### EXERCISE DESCRIPTION
From the entries below, copy out every line with "JSON" in it.
---
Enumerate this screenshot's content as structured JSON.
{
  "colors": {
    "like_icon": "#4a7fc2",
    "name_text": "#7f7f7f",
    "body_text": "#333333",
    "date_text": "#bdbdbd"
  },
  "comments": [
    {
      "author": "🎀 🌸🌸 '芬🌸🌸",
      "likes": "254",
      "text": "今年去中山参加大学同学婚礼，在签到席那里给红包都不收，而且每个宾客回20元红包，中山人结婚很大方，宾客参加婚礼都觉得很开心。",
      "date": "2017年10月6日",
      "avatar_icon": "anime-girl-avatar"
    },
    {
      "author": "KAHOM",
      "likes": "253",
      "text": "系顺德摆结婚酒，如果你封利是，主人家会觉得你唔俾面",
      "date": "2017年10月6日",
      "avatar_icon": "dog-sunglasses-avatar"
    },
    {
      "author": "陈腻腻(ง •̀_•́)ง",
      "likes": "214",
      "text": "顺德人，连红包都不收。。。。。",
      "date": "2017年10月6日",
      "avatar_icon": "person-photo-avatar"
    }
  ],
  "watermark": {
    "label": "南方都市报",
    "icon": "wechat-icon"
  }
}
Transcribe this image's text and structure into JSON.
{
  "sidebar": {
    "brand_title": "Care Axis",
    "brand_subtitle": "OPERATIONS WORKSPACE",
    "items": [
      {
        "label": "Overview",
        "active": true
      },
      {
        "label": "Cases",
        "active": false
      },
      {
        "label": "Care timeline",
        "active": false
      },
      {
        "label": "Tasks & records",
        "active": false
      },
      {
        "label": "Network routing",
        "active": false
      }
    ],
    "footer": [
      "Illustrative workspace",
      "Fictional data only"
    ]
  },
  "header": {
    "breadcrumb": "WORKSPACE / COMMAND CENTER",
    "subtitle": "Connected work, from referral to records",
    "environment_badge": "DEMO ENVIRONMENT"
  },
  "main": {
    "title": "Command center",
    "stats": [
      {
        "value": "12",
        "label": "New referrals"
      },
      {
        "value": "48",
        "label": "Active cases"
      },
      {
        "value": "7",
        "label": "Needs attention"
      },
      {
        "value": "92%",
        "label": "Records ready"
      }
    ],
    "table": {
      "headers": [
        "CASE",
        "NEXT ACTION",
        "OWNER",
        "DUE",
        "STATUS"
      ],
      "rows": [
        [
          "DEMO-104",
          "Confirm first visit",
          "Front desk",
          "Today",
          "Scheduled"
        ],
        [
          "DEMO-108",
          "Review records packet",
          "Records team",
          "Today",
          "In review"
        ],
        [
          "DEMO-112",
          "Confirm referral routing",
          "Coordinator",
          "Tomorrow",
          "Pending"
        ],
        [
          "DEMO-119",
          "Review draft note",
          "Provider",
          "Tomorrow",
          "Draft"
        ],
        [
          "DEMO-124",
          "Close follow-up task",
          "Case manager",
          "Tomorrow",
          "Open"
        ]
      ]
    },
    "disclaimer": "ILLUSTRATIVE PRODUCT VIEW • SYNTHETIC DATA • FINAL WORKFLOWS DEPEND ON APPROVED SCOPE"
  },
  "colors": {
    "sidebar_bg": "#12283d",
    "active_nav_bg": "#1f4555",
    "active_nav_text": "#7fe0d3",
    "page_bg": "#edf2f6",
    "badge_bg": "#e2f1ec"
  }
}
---
### RESPONSE TO THIS TASK
Enumerate this screenshot's content as structured JSON.
Transcribe this image's text and structure into JSON.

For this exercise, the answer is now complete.